[ASSIGNMENT]
If a line in the data has the string "JSON", please show it.

#### PROVIDED INFORMATION

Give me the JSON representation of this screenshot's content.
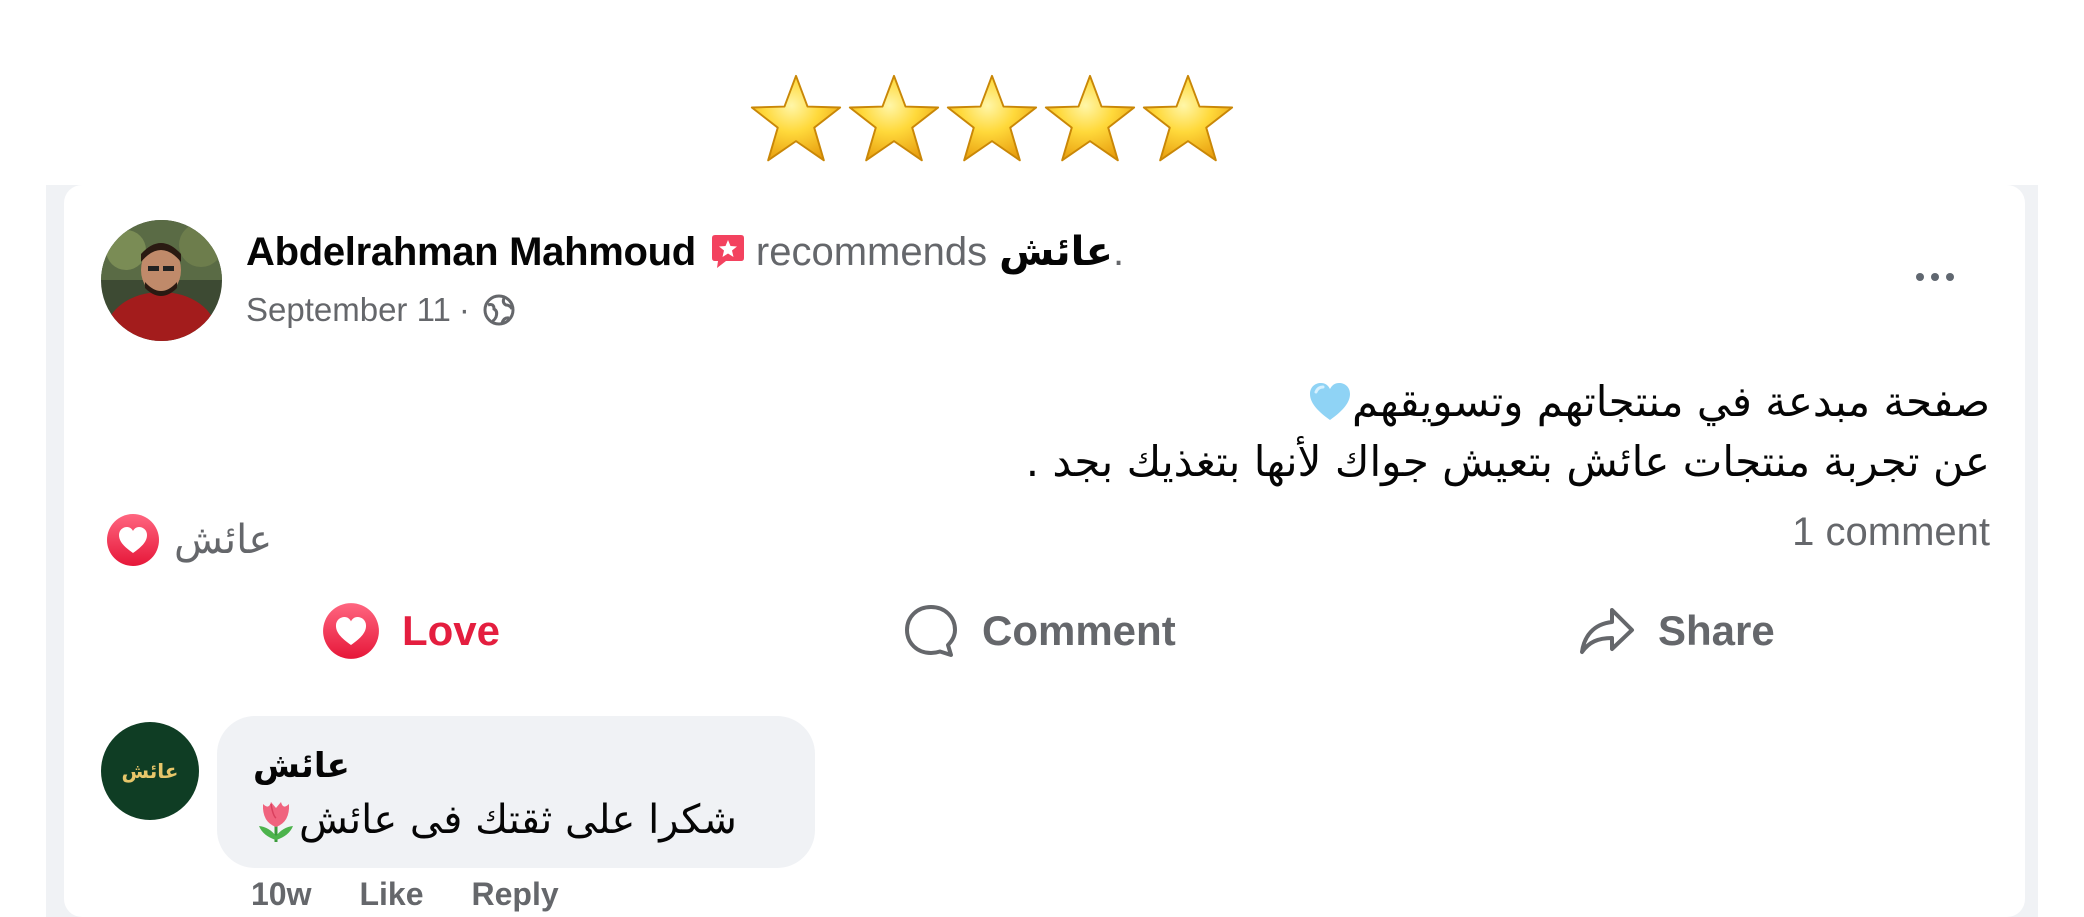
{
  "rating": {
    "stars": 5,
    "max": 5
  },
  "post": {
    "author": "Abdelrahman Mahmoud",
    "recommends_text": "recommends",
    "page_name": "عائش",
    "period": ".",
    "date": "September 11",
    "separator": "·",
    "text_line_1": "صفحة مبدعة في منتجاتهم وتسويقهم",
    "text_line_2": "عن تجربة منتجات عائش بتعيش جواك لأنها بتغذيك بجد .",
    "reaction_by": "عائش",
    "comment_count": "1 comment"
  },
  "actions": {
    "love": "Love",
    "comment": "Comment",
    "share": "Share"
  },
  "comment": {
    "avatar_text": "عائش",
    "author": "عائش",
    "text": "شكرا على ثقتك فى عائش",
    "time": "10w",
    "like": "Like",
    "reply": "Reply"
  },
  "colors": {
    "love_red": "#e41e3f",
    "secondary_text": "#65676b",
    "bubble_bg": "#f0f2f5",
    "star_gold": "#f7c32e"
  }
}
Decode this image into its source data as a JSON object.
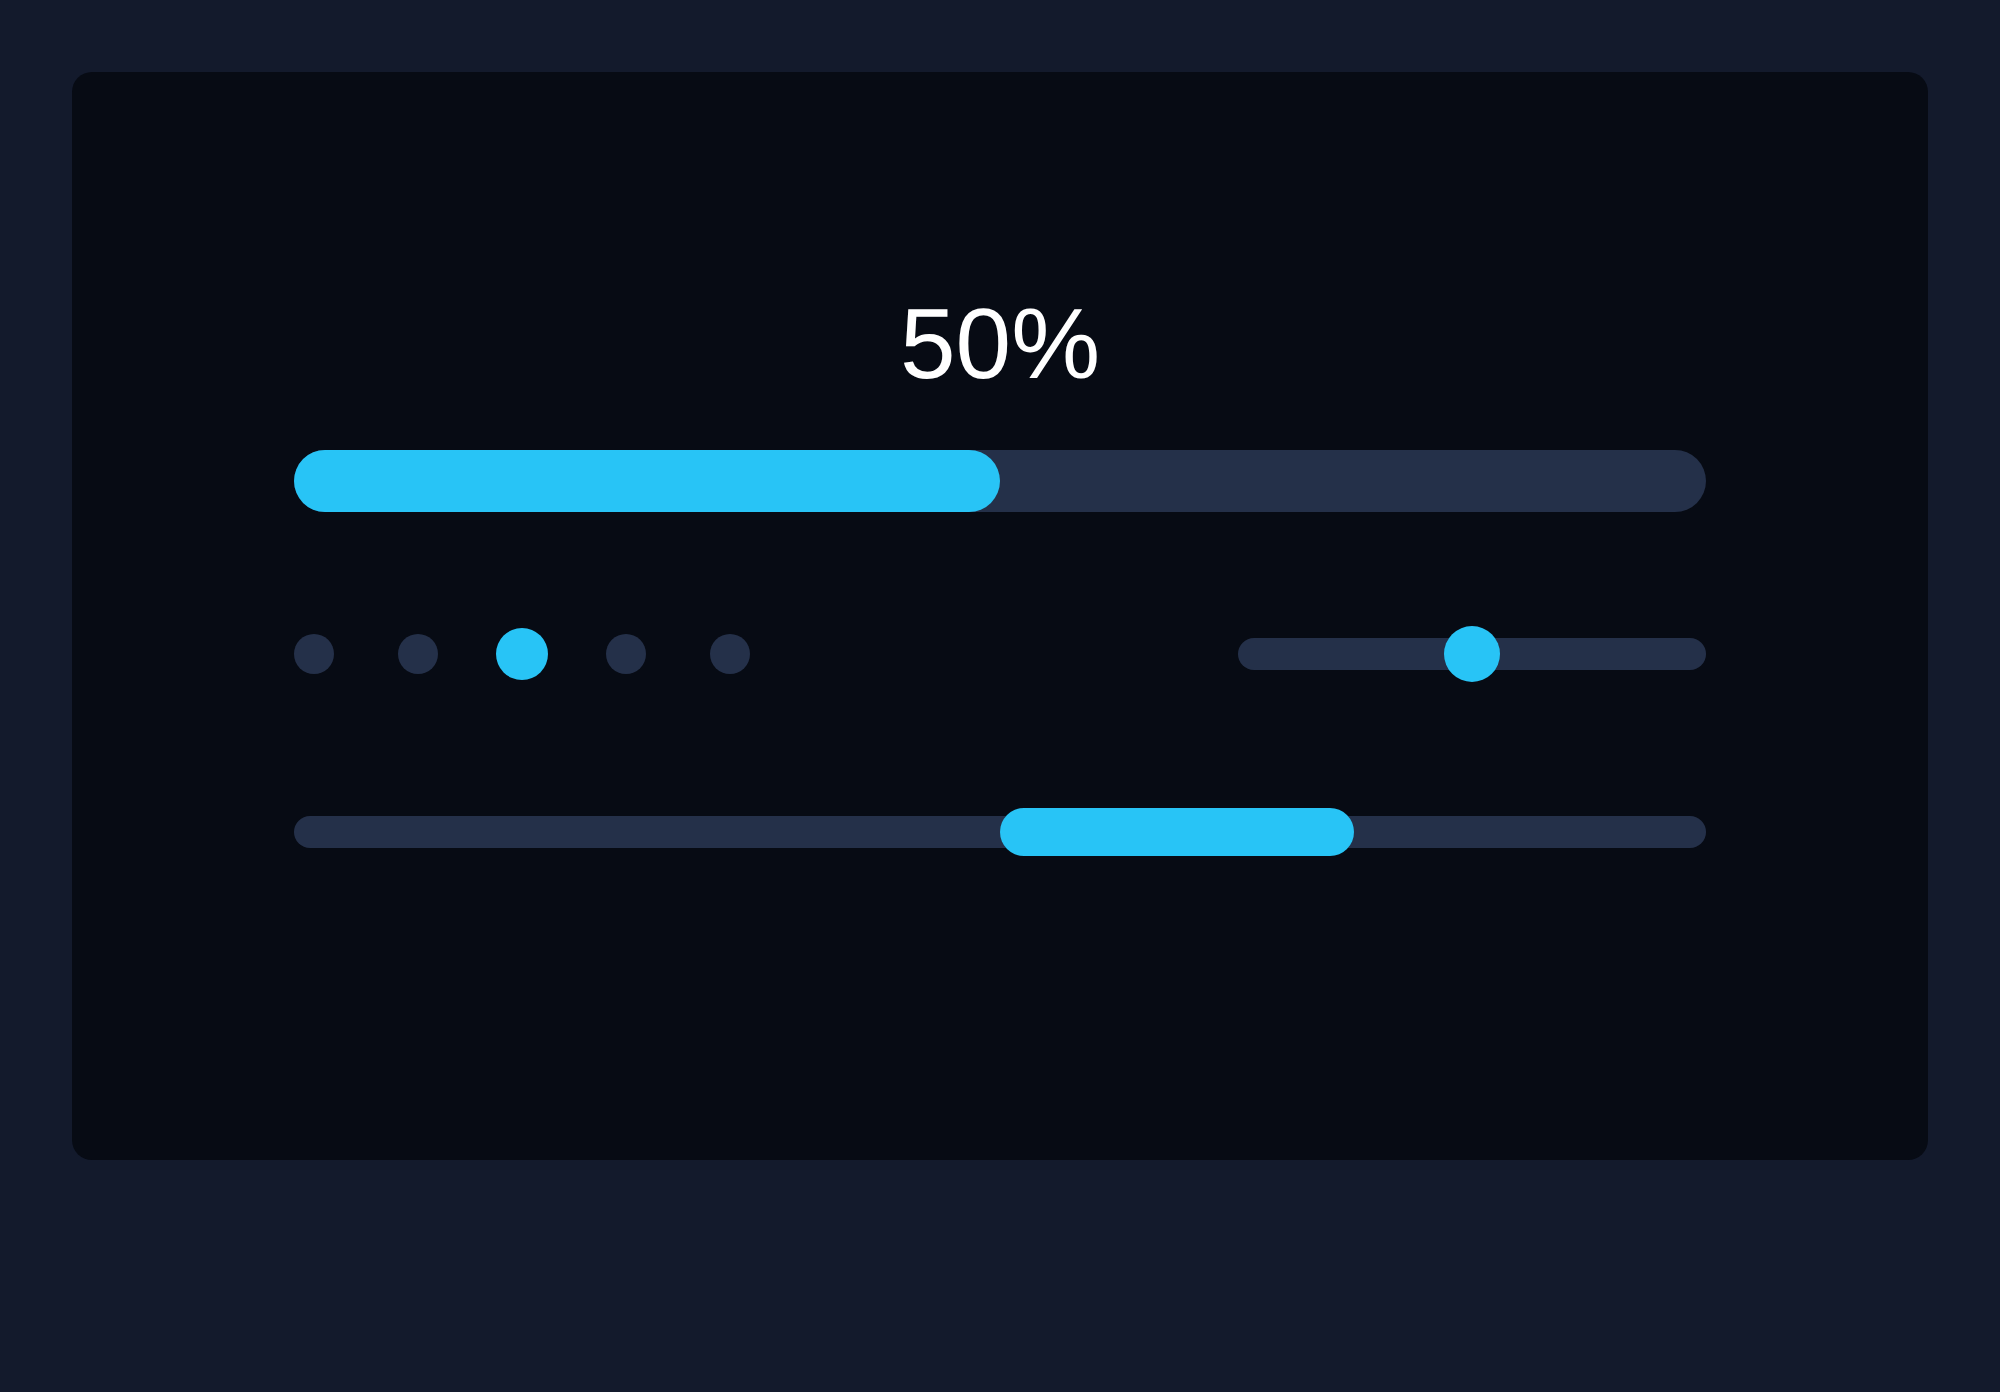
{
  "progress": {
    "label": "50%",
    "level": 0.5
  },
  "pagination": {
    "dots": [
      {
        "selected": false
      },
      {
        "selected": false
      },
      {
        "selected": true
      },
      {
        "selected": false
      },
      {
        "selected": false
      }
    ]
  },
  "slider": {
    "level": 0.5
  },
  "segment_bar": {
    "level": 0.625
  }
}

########

[SOLUTION FOR THIS TASK]
Give me the JSON representation of this screenshot's content.
Decode this image into its source data as a JSON object.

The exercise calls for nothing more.